Conor McGregor in US court battle to avoid disclosing tax data
Security guard alleging injury by can thrown by fighter seeks details of wealth and income
Conor McGregor’s lawyers argue the requests are designed to pressure him into settling the case. Photograph: Scott Heavey/PA Wire
Mixed martial artist Conor McGregor is fighting a legal battle in the US to avoid disclosing his sensitive financial data – including details of tax returns, his income and wealth – to a security guard suing him for personal injury.
William Pegg, who worked at the MGM Grand resort in Las Vegas, is pursuing Mr McGregor for launching cans of a soft drink into a crowd at a fiery pre-fight press conference in 2016, ahead of his rematch with Nate Diaz.
Mr Pegg alleges a flying can injured his back and has taken a case in a Nevada court. He wants to force Mr McGregor to give a deposition – sworn testimony delivered in person prior to a trial – about his wealth, to help calculate damages.
This has sparked a flurry of legal activity in recent weeks, as Mr McGregor’s lawyers try to prevent the disclosure of his tax and other data, which they say is designed to embarrass and “harass” him over his “celebrity status”.
They also argue it should be obvious that Mr McGregor is rich enough to pay up if he loses the case, and therefore shouldn’t have to disclose his finances. The fighter is said by Forbes to be worth close to $100 million.
Breach of privacy
The security guard wants Mr McGregor’s “complete federal tax returns for the last three years”, which the Irish man rejects as a breach of privacy. His lawyers argue the requests are designed to pressure him into settling the case.
Mr Pegg also wants details of how much the fighter is paid by his Las Vegas company, McGregor Sports and Entertainment LLC. He wants its tax data, including how much tax the fighter pays on payments to himself by the company.
Mr Pegg also wants full details of Mr McGregor’s UFC contract and payment for the Diaz bout, which is estimated to be as high as $15 million, including his cut of pay-per-view revenues.
Mr Pegg claims Mr McGregor has financially exploited the infamous can-throwing incident by using mocked-up images of it to promote his MacMoji app. Therefore, Mr Pegg also wants details of the fighter’s earnings from the app.
He also wants the Irish man’s credit card and bank statements.

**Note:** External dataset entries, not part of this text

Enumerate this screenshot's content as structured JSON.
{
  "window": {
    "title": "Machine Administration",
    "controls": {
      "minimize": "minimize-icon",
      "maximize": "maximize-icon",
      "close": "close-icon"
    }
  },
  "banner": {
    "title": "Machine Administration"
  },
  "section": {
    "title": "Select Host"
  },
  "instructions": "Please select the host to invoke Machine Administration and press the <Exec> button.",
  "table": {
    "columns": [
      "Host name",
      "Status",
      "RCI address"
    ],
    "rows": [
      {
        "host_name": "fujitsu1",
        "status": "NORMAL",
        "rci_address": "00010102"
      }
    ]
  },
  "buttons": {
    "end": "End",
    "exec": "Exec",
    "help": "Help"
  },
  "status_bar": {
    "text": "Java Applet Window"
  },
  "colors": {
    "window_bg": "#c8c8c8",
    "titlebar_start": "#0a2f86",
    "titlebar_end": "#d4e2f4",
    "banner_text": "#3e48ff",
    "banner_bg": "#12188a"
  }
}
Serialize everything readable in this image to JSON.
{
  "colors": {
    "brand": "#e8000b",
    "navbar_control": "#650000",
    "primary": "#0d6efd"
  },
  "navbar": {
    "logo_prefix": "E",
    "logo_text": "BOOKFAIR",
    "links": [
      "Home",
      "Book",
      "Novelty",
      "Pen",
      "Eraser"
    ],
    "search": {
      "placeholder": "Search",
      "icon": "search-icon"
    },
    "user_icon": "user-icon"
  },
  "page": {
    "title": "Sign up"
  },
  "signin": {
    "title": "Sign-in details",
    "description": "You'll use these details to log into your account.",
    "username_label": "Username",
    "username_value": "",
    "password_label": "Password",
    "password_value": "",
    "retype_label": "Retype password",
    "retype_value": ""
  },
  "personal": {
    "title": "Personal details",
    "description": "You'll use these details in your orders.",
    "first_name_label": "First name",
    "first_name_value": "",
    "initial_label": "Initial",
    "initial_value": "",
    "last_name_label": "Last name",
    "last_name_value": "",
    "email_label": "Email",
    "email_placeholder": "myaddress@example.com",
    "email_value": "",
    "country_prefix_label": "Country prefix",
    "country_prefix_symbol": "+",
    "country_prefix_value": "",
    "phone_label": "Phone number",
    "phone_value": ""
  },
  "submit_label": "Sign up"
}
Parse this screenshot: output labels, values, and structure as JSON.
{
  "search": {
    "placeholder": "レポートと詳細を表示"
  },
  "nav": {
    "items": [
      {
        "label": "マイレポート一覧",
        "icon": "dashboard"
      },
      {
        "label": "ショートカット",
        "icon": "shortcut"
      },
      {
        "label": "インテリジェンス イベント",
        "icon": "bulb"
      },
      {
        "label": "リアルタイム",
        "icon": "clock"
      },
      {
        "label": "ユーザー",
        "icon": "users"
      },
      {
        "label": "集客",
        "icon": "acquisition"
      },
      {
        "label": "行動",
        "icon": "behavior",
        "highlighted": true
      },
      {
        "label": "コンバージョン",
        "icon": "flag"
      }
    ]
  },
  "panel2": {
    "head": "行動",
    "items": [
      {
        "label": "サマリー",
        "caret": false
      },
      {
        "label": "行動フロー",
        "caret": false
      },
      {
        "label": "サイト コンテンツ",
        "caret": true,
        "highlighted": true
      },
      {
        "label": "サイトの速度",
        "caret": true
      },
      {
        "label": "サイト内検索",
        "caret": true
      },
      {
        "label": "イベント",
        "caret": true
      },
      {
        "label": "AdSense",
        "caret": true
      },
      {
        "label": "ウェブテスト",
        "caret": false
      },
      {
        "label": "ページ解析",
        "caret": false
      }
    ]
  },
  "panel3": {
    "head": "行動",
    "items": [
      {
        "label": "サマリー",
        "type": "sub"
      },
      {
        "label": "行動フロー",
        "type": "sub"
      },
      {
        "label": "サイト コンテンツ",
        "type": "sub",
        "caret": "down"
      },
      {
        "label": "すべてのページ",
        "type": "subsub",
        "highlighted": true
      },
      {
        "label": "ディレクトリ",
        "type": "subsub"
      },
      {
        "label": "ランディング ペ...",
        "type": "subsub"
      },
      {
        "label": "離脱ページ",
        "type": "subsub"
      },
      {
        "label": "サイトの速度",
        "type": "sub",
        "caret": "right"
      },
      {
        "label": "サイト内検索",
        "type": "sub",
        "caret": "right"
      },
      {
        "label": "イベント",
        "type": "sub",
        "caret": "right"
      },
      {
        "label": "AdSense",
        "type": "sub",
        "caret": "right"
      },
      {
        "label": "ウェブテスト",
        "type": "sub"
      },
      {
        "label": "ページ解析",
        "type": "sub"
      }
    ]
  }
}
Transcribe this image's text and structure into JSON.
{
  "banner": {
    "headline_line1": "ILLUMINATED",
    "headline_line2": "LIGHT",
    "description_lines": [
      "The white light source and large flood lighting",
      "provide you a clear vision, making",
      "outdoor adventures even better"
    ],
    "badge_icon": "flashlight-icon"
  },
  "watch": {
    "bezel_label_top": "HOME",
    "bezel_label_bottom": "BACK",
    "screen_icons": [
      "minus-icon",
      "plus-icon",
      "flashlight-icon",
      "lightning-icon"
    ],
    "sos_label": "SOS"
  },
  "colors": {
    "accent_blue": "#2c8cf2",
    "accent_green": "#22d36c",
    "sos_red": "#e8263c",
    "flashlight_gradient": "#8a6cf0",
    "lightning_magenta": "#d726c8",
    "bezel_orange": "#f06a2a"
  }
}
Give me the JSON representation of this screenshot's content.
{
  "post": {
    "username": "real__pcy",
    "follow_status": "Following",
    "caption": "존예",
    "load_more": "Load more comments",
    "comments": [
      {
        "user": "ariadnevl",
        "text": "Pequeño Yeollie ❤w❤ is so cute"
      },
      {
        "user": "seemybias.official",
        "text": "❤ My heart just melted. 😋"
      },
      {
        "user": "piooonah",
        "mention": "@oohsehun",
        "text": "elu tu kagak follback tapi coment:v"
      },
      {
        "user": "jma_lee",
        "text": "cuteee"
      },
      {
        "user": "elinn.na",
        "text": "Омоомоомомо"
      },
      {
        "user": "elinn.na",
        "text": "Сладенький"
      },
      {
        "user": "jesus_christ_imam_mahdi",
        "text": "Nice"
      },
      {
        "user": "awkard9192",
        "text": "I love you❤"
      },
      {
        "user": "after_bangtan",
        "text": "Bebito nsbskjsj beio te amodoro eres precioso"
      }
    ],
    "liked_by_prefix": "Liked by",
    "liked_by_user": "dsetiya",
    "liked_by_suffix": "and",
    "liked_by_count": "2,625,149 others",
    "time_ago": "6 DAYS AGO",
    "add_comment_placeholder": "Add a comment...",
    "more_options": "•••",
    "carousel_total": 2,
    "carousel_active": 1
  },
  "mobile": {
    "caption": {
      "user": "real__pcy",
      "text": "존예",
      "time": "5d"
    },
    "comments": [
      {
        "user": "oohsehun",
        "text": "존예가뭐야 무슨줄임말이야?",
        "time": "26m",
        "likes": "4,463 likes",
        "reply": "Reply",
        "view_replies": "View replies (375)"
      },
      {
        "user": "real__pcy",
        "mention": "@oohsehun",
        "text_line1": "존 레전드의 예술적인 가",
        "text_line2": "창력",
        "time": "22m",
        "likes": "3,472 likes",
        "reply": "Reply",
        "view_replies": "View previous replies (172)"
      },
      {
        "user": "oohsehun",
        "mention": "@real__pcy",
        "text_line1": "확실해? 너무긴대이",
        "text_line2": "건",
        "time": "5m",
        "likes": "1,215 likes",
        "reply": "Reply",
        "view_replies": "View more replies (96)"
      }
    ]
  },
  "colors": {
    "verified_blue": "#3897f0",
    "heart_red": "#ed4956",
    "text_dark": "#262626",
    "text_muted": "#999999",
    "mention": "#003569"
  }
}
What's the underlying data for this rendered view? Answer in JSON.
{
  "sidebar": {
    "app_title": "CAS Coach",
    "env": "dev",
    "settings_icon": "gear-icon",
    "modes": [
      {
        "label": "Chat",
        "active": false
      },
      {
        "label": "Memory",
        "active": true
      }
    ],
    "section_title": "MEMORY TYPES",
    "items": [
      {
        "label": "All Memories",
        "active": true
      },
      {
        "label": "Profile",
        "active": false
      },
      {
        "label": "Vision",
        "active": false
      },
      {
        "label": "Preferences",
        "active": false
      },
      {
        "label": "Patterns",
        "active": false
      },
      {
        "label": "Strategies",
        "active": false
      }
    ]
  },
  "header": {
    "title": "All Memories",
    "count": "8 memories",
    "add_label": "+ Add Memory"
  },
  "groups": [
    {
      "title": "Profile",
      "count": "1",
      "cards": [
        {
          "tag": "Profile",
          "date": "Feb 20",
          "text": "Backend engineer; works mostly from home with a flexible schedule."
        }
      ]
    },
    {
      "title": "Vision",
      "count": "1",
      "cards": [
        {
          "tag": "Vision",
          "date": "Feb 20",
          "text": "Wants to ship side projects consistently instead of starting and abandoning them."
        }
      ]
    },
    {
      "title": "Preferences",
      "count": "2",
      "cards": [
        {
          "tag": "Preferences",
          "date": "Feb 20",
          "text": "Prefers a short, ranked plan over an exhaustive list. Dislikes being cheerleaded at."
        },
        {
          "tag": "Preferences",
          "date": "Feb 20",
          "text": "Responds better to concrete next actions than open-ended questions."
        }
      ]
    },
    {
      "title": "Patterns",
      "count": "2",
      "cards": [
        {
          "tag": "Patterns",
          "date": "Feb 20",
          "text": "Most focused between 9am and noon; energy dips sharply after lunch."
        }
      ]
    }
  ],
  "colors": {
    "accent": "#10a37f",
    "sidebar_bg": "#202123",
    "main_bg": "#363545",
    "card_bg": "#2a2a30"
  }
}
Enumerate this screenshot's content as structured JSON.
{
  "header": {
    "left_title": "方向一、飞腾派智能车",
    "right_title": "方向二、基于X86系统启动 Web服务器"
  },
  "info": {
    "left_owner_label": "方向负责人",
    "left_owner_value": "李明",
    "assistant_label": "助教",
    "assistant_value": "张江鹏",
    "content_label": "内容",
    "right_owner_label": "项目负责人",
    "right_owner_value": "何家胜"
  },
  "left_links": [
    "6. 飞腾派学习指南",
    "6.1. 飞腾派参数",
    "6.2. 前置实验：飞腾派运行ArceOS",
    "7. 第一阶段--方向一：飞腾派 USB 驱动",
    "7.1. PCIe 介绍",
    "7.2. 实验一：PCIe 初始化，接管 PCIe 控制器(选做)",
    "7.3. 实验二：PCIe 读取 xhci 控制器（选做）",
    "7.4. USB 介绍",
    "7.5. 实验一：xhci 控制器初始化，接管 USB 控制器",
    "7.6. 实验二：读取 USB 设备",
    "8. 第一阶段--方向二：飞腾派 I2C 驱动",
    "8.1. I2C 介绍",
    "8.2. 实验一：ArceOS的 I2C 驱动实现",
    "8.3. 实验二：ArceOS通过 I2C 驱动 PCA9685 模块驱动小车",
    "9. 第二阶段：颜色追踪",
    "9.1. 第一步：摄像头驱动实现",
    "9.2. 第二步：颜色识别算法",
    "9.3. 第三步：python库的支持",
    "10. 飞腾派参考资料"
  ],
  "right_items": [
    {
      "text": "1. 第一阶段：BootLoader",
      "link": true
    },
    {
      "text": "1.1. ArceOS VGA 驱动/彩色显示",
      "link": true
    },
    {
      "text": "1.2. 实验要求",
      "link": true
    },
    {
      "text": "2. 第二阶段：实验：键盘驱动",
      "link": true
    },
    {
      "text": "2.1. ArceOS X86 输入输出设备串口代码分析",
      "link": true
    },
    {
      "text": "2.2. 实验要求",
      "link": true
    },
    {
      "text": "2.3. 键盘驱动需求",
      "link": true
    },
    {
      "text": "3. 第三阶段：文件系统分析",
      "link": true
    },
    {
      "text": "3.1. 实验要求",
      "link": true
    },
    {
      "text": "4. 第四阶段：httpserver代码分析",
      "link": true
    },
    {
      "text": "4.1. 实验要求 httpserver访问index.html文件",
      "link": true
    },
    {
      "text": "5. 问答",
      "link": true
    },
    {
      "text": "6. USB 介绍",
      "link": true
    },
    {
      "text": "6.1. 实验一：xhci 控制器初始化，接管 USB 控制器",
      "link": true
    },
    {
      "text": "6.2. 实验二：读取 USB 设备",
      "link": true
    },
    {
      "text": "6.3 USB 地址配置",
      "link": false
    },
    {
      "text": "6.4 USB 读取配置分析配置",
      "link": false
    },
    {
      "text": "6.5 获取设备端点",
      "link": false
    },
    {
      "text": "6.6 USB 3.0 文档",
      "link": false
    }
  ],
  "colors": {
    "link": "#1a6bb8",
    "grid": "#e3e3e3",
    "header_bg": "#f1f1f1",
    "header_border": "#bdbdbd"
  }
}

Mr McGregor’s lawyers have rejected most of Mr Pegg’s demands, but a judge on Monday refused to completely block Mr Pegg’s requests via a “protection motion”.
Mr McGregor had previously suggested he would give his deposition last Thursday. Mr Pegg alleges he “didn’t show up” as arranged and has now asked the judge to strike out his defence and award damages.
The two sides were still wrangling this week over what financial information Mr McGregor would have to disclose. The fighter’s representatives made no response to a request for comment.